As of this year, legendary director Ridley Scott has made 23 films in less than 40 years, but only less than 10 of those films have been majorly successful and widely praised by critics and audiences. Most of these theatrical hits have one thing in common: science fiction. One could commend Scott for trying not to repeat himself too often, yet it is clear that the man is at his absolute best when dealing with space thrillers ("Alien" and its quasi-prequel "Prometheus") and futuristic tales ("Blade Runner"). For his fourth sci-fi endeavor, Scott turns to adapting Andy Weir's successful book, "The Martian." Commanding an incredible star-studded cast and working with a fantastically fun script by Drew Goddard ("The Cabin in the Woods"), Scott masterfully brings the pages of Weir's book to life in the best possible way. If that wasn't enough, Scott also manages to make this entertaining sci-fi thriller more hilarious than it had any right to be.

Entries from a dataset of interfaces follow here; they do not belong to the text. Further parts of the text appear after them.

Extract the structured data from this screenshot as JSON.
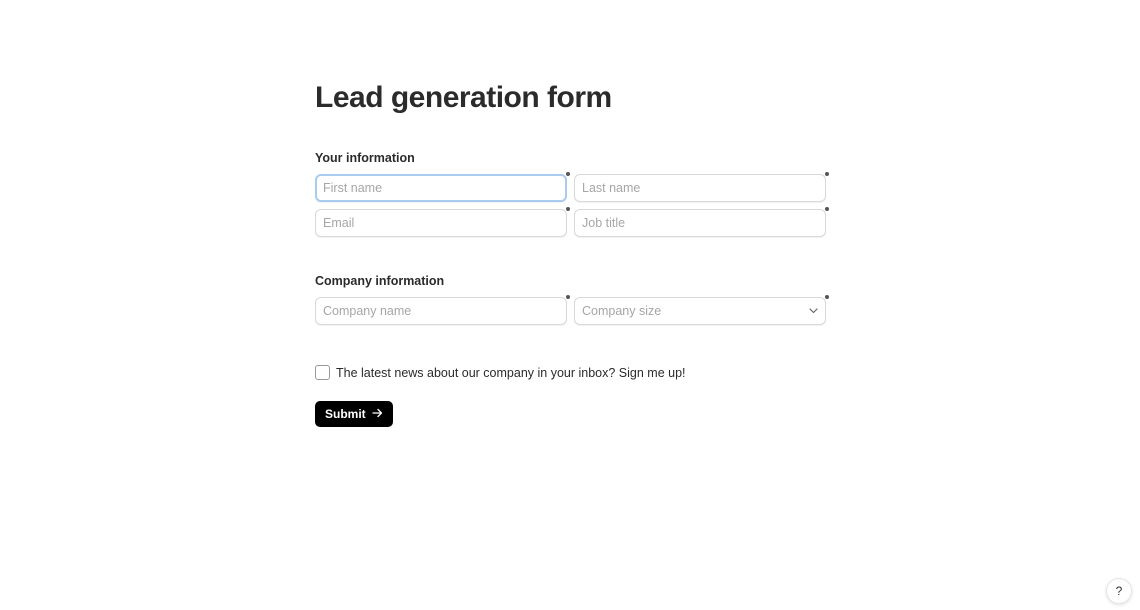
{
  "form": {
    "title": "Lead generation form",
    "your_information": {
      "label": "Your information",
      "first_name": {
        "placeholder": "First name",
        "value": ""
      },
      "last_name": {
        "placeholder": "Last name",
        "value": ""
      },
      "email": {
        "placeholder": "Email",
        "value": ""
      },
      "job_title": {
        "placeholder": "Job title",
        "value": ""
      }
    },
    "company_information": {
      "label": "Company information",
      "company_name": {
        "placeholder": "Company name",
        "value": ""
      },
      "company_size": {
        "placeholder": "Company size"
      }
    },
    "newsletter": {
      "label": "The latest news about our company in your inbox? Sign me up!",
      "checked": false
    },
    "submit_label": "Submit"
  },
  "help_label": "?",
  "icons": {
    "required": "required-dot-icon",
    "select": "chevron-down-icon",
    "submit": "arrow-right-icon"
  },
  "colors": {
    "button_bg": "#000000",
    "focus_border": "#a9cbee",
    "placeholder": "#a6a6a6"
  }
}
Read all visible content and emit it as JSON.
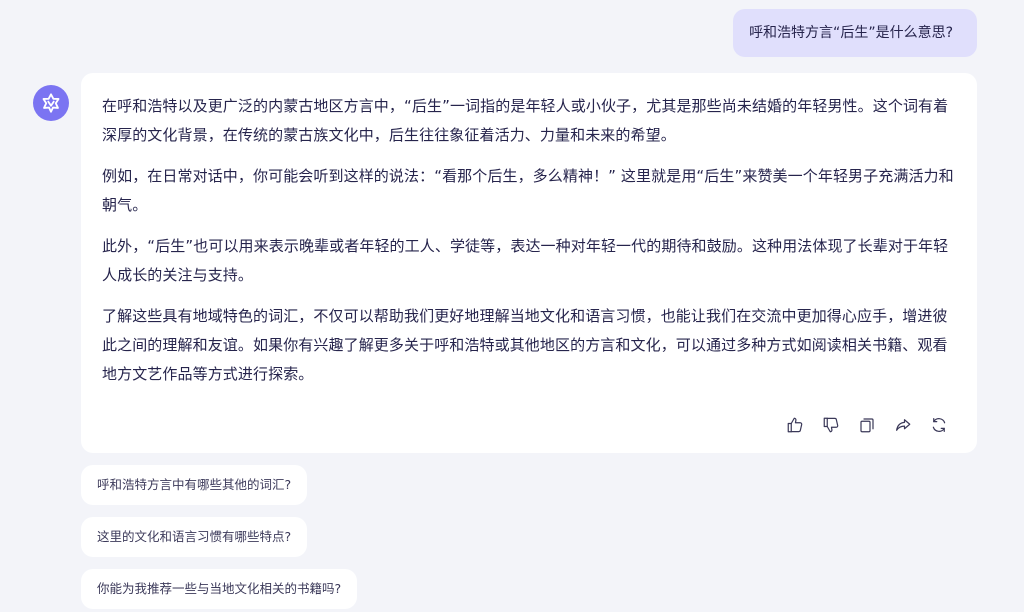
{
  "conversation": {
    "user_message": "呼和浩特方言“后生”是什么意思?",
    "answer_paragraphs": [
      "在呼和浩特以及更广泛的内蒙古地区方言中，“后生”一词指的是年轻人或小伙子，尤其是那些尚未结婚的年轻男性。这个词有着深厚的文化背景，在传统的蒙古族文化中，后生往往象征着活力、力量和未来的希望。",
      "例如，在日常对话中，你可能会听到这样的说法：“看那个后生，多么精神！” 这里就是用“后生”来赞美一个年轻男子充满活力和朝气。",
      "此外，“后生”也可以用来表示晚辈或者年轻的工人、学徒等，表达一种对年轻一代的期待和鼓励。这种用法体现了长辈对于年轻人成长的关注与支持。",
      "了解这些具有地域特色的词汇，不仅可以帮助我们更好地理解当地文化和语言习惯，也能让我们在交流中更加得心应手，增进彼此之间的理解和友谊。如果你有兴趣了解更多关于呼和浩特或其他地区的方言和文化，可以通过多种方式如阅读相关书籍、观看地方文艺作品等方式进行探索。"
    ],
    "actions": [
      "thumbs-up-icon",
      "thumbs-down-icon",
      "copy-icon",
      "share-icon",
      "regenerate-icon"
    ]
  },
  "suggestions": [
    "呼和浩特方言中有哪些其他的词汇?",
    "这里的文化和语言习惯有哪些特点?",
    "你能为我推荐一些与当地文化相关的书籍吗?"
  ],
  "colors": {
    "background": "#f3f4f9",
    "user_bubble": "#e0dffc",
    "avatar": "#7b74f2",
    "card": "#ffffff",
    "text": "#26244c"
  }
}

On Mars, a team of astronauts is forced to abandon its mission and evacuate the planet due to an extreme storm. In the chaos of the storm, astronaut Mark Watney (Matt Damon) is soon lost and presumed dead by his crew and everyone back on Earth. However, Watney survives the storm and immediately plans to make contact with NASA and his crew in the hopes of being rescued. He also uses his knowledge as a botanist to grow enough potatoes and make enough water to last as long as possible on the red planet. Meanwhile, NASA and Watney's crew work against the clock to come up with an efficient rescue mission before it is too late.

Rather than spending a good five or ten minutes getting to know Watney and his crew through clever exposition and so on, Scott immediately kickstarts the plot in less than three minutes. The storm hits, Watney is lost but not dead, and Scott is free to get down to business with the story in no time, leaving plenty of room for character development, a few good thrills, and many laughs along the way. This is probably the most fun Scott has had making a film in a long time, and it definitely shows in the performances (particularly Damon's), the editing, and the songs chosen by Scott to play over the film's many montages. I predict that David Bowie and Gloria Gaynor will find their way to more playlists soon after people see this film.

While Scott enjoys himself behind the camera, Damon has just as much fun in front of it. Any other actor might have played Watney a bit more straight-faced or attempted a more stand-up sense of humor, but Damon finds that perfect balance between comedy and drama for his character. He quips from start to finish, but is careful not to let the humor sacrifice the tension. Damon may own the spotlight, but other actors manage to snatch it from time to time. Jessica Chastain ("Interstellar"), Michael Peña ("Ant-Man"), and Chiwetel Ejiofor ("12 Years a Slave") are among the many talents who stand out here. Even Donald Glover (better known as Childish Gambino) squeezes in a few small bits of comedic flair. If there's one collective compliment to be given to the whole cast, then props for making all of the science talk and techno-babble sound so unbelievably captivating.

As with most of Ridley Scott's films, "The Martian" looks beautiful. Nowadays, it's easy to make other planets look gorgeous on camera, but Scott shows off just enough of Mars' exotic landscapes to catch audiences' attention without fully distracting them from the film's compelling drama, something that Scott is so effortlessly good at stirring up non-stop. There's not a single scene in "The Martian" that slows it down or feels out of place, which is comforting to know, considering that the film runs for well over two hours.

Considering how well-made "The Martian" truly is, it is extremely difficult to point out any holes in its system. Ridley Scott stays true to his intention to not repeat himself, but even he manages to find small moments to showcase his strengths. There is one intense sequence near the beginning that will remind some viewers of certain scenes in "Alien" and "Prometheus" a little too much, but thankfully it's not as violent. In all actuality, "The Martian" is something completely unexpected from someone like Ridley Scott. Indeed, it is another fine return to form for the master director, but coupled with an enormous sense of fun that is absent in many of his films, it is also the most ridiculously entertaining blockbuster he has ever made.